Lizzie Jenkins-Strathmore is confused.
She believes that she loves her husband Marcus dearly, yes, yes she does.
Although this belief, however solid comes with the slightest nagging uncertainty that her feelings for her marriage is not the result of a love that has matured.
It is true that the passion, desire, the very joie de vie that once dominated every aspect of their union has now all but dissipated. That is normal, surely? After all this time it is so unlikely she’ll feel the same way she did when they first met at Durham University all those years ago. It was the subtle manipulation of the media, with it’s impossible yet commercially lucrative depiction of love that now suggests there is some wrong here.
Yes, she is certain of that.
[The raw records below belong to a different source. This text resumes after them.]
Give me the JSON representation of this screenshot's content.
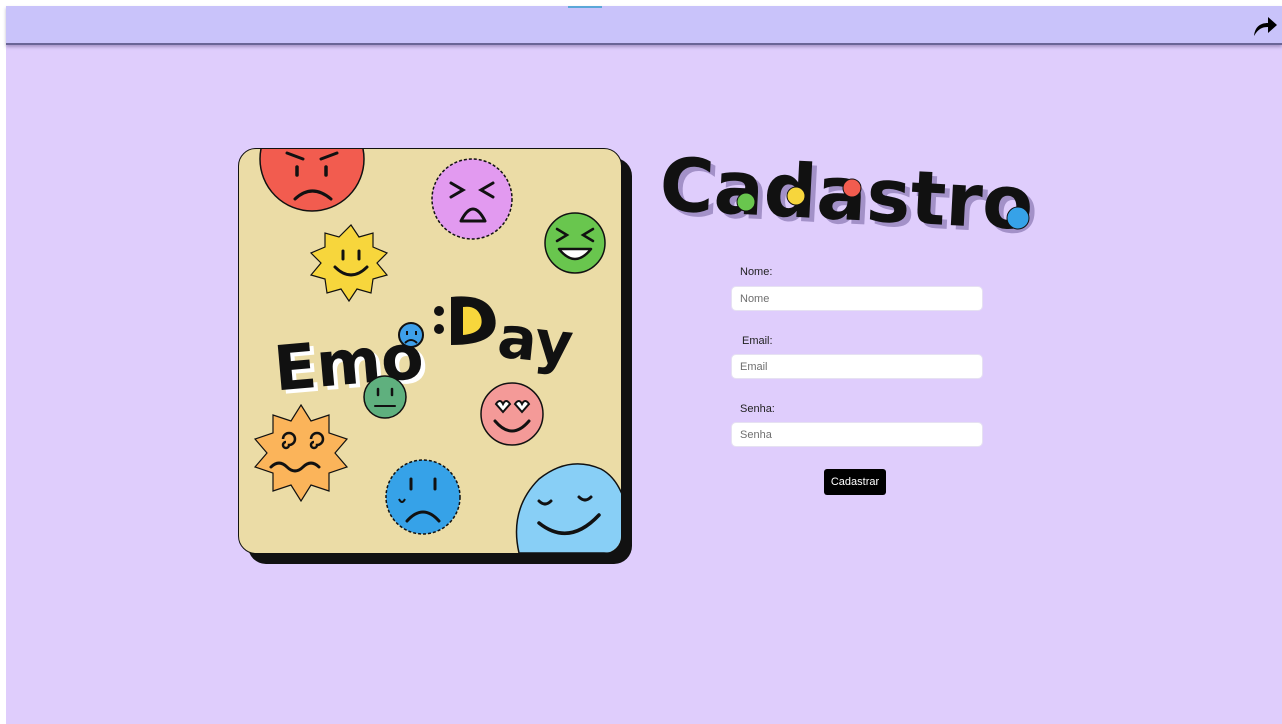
{
  "colors": {
    "page_background": "#dfcdfc",
    "topbar_background": "#c9c3fa",
    "button_background": "#000000",
    "button_text": "#ffffff"
  },
  "header": {
    "share_icon": "share-arrow-icon"
  },
  "cover": {
    "logo_text": "Emo:Day",
    "icons": [
      "angry-face-icon",
      "squint-face-icon",
      "laughing-face-icon",
      "smiling-sun-icon",
      "neutral-face-icon",
      "heart-eyes-face-icon",
      "dizzy-face-icon",
      "sad-face-icon",
      "content-face-icon"
    ]
  },
  "title": {
    "text": "Cadastro"
  },
  "form": {
    "name": {
      "label": "Nome:",
      "placeholder": "Nome"
    },
    "email": {
      "label": "Email:",
      "placeholder": "Email"
    },
    "password": {
      "label": "Senha:",
      "placeholder": "Senha"
    },
    "submit_label": "Cadastrar"
  }
}
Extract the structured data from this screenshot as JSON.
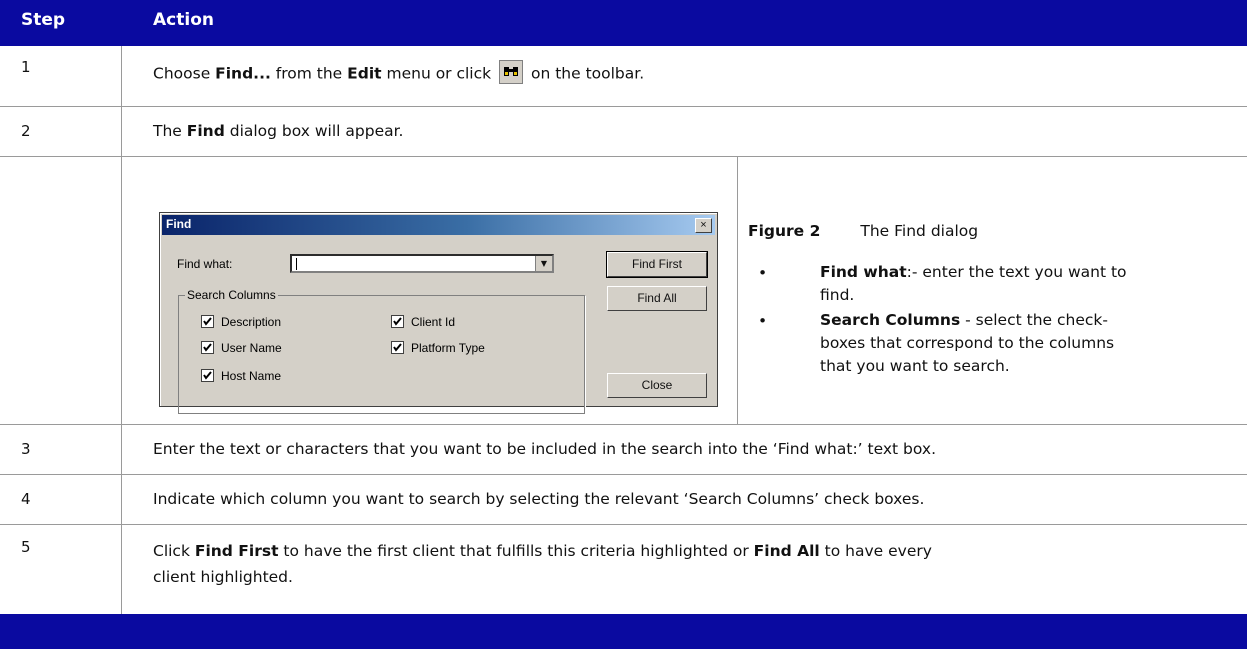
{
  "header": {
    "step_label": "Step",
    "action_label": "Action"
  },
  "rows": [
    {
      "step": "1",
      "parts": [
        "Choose ",
        "Find...",
        " from the ",
        "Edit",
        " menu or click ",
        " on the toolbar."
      ]
    },
    {
      "step": "2",
      "parts": [
        "The ",
        "Find",
        " dialog box will appear."
      ]
    },
    {
      "step": "3",
      "text": "Enter the text or characters that you want to be included in the search into the ‘Find what:’ text box."
    },
    {
      "step": "4",
      "text": "Indicate which column you want to search by selecting the relevant ‘Search Columns’ check boxes."
    },
    {
      "step": "5",
      "parts": [
        "Click ",
        "Find First",
        " to have the first client that fulfills this criteria highlighted or ",
        "Find All",
        " to have every"
      ],
      "line2": "client highlighted."
    }
  ],
  "toolbar_icon": "binoculars-icon",
  "dialog": {
    "title": "Find",
    "close_glyph": "×",
    "find_what_label": "Find what:",
    "find_what_value": "",
    "search_columns_label": "Search Columns",
    "checkboxes": [
      {
        "label": "Description",
        "checked": true
      },
      {
        "label": "Client Id",
        "checked": true
      },
      {
        "label": "User Name",
        "checked": true
      },
      {
        "label": "Platform Type",
        "checked": true
      },
      {
        "label": "Host Name",
        "checked": true
      }
    ],
    "buttons": {
      "find_first": "Find First",
      "find_all": "Find All",
      "close": "Close"
    }
  },
  "figure": {
    "number": "Figure 2",
    "caption": "The Find dialog",
    "bullets": [
      {
        "term": "Find what",
        "rest": ":- enter the text you want to",
        "line2": "find."
      },
      {
        "term": "Search Columns",
        "rest": " - select the check-",
        "line2": "boxes that correspond to the columns",
        "line3": "that you want to search."
      }
    ]
  },
  "colors": {
    "header_bg": "#0a0aa0",
    "border": "#9a9a9a"
  }
}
She is certain that both her and Marcus are above all that; for goodness sake, she is part of the media, only she controls her feelings, her and her alone.
Even with this rationale, Lizzie simply cannot shake the thought that it is at least possible that routine and her fear of change now masks the deeper, more worrisome possibility that there is actually no love here at all.
“This is nonsense”, she asserts, “This is the result of an innocent flirtation, nothing more”.
The ‘innocent flirtation’ had taken place a few days earlier. Whilst researching a piece for the London Standard on up and coming writers she’d met with an impossibly beautiful novelist based out of Shoreditch.
From the moment they had sat together in Starbucks (which he’d insisted upon as an ironic statement against the elitism of the literary classes) she had been immediately entranced by his all pervading enthusiasm, and piercing blue eyes. Eyes which she could have sworn were saying more to her than his eloquent explanations of how a socially deprived childhood and one good parent had driven him to understand, to experience and ultimately to write the great English novel.
He had not got there yet. His belief that ‘Shoplifters of the world unite’ was such a novel was all part of his arrogant charm.
The book was good, very good, but it wasn’t the great English novel. Yet Lizzie was certain that he would get there, and despite only knowing him for a few hours she felt a churning in her guts which she feared to translate, although she already knew it was her desire to be with him when he did finally get there.
When the interview was over, they chatted more casually,
“Are you married, Lizzie?” He asked before taking a long thoughtful drag from his Gauloise.
“Yes, yes I am”
“Girl or boy?” he asked leaning in much closer than before.
Lizzie could feel her cheeks flush like they would have done when she was a shy teenage girl and the cool boy in class was asking her to school disco.
“I have a daughter, she’s 10 years old”
“Exactly ten?” He pushed with a playful grin.
“Esmé is 10 years, 10 months and 4 days old”
He took her hand, placing his other hand gently upon her cheek; he looked directly into her eyes.
“It’s not possible you have a daughter that age, you’re a liar”
It was stupid, ridiculous, insane even that such a cheesy action and comment should have had her question her whole life so deeply.
But maybe this man, this young talented, passionate man was her soul mate; not that she actually believed in anything so preposterous.
No. It was a simple flirtation. That was all. A simple innocent flirtation that had so very briefly turned her head from a functioning successful relationship that had produced a wonderful, lively and intelligent daughter.
“That isn’t true”, she thought, “I can’t kid myself anymore.”
The fact was if she was questioning her marriage then there was had to be a more fundamental problem than transitory lust.
Tuesday, June 20, 2006
Posted by Herge Smith at 10:55 am